ACTIVITY :: Look through the entries below, please, and copy every line with the word "Control".

═════ DATA SHOWN

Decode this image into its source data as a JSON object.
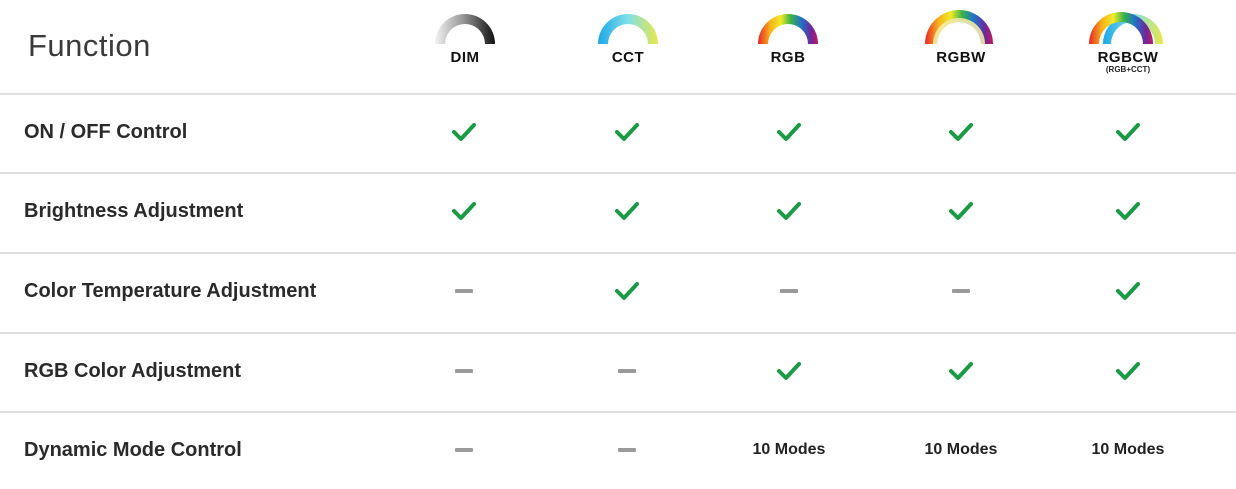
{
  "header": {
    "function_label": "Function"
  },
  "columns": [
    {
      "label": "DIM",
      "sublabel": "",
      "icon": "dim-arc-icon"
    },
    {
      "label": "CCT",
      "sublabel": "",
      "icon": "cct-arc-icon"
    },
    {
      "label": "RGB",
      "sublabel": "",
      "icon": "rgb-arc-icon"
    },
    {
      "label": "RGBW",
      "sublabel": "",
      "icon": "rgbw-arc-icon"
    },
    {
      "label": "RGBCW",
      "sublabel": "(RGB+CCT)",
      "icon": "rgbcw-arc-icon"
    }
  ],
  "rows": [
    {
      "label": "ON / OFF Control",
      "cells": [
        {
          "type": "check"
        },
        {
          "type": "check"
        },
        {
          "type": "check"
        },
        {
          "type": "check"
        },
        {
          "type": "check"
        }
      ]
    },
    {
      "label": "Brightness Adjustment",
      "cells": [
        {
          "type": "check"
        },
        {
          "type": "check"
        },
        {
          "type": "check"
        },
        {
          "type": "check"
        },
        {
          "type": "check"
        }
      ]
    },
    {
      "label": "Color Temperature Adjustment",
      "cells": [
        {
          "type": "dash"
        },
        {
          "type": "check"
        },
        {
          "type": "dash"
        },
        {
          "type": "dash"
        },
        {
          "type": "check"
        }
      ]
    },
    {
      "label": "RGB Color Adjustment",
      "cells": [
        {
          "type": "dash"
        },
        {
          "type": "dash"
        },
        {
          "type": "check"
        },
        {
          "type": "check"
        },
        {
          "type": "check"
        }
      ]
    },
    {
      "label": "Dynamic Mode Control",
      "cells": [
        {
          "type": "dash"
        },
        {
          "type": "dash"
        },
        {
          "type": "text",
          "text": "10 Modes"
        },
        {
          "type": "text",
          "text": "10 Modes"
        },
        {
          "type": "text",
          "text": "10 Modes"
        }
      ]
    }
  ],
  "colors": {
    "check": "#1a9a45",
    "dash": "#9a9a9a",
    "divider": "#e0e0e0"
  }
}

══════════

ANSWER TO THIS EXERCISE ::
      "label": "ON / OFF Control",
      "label": "Dynamic Mode Control",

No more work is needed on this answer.